There were no developments during the reporting period in the Quebec provincial government's appeal of a June Quebec Superior Court decision granting a private Catholic school in Montreal an exemption from a mandatory ethics and religions course in the provincial education curriculum that provided an overview of world religions from a secular perspective. The court permitted the school to teach the course from a religious perspective and criticized the province's insistence on a neutral approach to the material as "totalitarian."

In a separate case, in October the Supreme Court agreed to hear an appeal by a group of Quebec parents of a September 2009 Quebec Superior Court ruling that denied an exemption for their children from the same course. The parents, whose children were enrolled in the public school system, alleged that the course contravened their charter right to freedom of religion and conscience, as well as their choice of education for their children. The appeal remained pending at the end of the reporting period.

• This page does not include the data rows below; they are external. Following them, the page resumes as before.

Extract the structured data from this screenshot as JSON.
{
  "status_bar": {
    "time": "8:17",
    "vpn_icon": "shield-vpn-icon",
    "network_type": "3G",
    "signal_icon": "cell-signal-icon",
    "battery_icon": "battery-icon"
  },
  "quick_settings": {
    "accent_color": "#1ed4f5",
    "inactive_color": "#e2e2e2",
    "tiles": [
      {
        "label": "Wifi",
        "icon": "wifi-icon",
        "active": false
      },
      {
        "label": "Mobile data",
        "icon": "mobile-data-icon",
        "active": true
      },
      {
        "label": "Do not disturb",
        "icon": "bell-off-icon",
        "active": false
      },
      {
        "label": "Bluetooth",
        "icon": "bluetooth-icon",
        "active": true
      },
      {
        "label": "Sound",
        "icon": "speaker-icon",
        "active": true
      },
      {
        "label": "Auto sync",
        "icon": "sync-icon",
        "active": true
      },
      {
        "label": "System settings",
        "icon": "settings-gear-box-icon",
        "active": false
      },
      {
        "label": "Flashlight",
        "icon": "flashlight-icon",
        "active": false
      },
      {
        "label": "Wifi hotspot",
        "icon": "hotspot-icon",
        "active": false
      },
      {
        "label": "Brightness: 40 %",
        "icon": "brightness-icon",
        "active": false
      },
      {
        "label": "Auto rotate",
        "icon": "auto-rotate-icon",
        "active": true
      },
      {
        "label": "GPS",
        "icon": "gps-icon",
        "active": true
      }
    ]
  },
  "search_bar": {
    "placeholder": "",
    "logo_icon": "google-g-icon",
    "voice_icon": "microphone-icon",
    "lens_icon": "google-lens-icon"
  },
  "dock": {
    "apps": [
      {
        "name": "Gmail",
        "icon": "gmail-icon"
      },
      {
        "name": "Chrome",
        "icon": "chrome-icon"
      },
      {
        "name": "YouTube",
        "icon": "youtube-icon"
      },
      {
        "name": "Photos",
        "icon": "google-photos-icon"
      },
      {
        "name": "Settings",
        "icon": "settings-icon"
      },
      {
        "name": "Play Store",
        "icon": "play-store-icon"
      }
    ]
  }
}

In November the British Columbia Supreme Court began hearing submissions on the constitutionality of section 293 of the federal criminal code prohibiting polygamy, after the British Columbia provincial government's request in October 2009 to the court for a legal opinion on the subject. The province had also asked the court to opine whether polygamous relationships must involve a minor or abuse before authorities can lay charges of polygamy. The provincial government took this reference option rather than appeal a September 2009 decision by the same court that had rejected polygamy charges on procedural grounds against leaders of the Bountiful, British Columbia Fundamentalist Church of Jesus Christ of Latter-day Saints. The province had previously declined to prosecute on the basis that the law might not withstand a challenge under the charter's protection of religious freedom. The hearings continued at the end of the reporting period.

There were no reports of abuses, including religious prisoners or detainees, in the country.

Section III. Status of Societal Actions Affecting Enjoyment of Religious Freedom

There were some reports of societal abuses or discrimination based on religious affiliation, belief, or practice; however, prominent societal leaders took positive steps to promote religious freedom.

In November the Inter-parliamentary Coalition for Combating Anti-Semitism, and Citizenship and Immigration Canada hosted the Ottawa Conference on Combating Anti-Semitism, a gathering of parliamentarians with an interest in fighting anti-Semitism, racism, and all forms of intolerance.

In November York University sent a letter to a Toronto rabbi threatening legal action if the rabbi did not cease making allegedly defamatory remarks about the York University president's alleged "tolerance" of anti-Semitism on campus. The incident arose out of a speech on campus by George Galloway, a former member of the United Kingdom's Parliament.

In July the Ontario Provincial Police charged a former York University student with two counts of promoting genocide and three counts of promoting hate after the student posted anti-Semitic remarks and called for genocide against Jews on Web sites. In March York University suspended and then dismissed the student from the university. Media reports stated that the former student left the country.

In August the police in Gatineau, Quebec closed their investigation without taking further action regarding an incident in April when a group of individuals allegedly struck a man on the head, yelled anti-Semitic slurs, and chased after the man and his Jewish companion with a machete.

Section IV. U.S. Government Policy

The U.S. government discusses religious freedom with government officials at the federal, provincial, and municipal levels as part of its overall policy to promote human rights. U.S. government representatives coordinated outreach activities to engage representatives of various religious communities.


This is not a UNHCR publication. UNHCR is not responsible for, nor does it necessarily endorse, its content. Any views expressed are solely those of the author or publisher and do not necessarily reflect those of UNHCR, the United Nations or its Member States.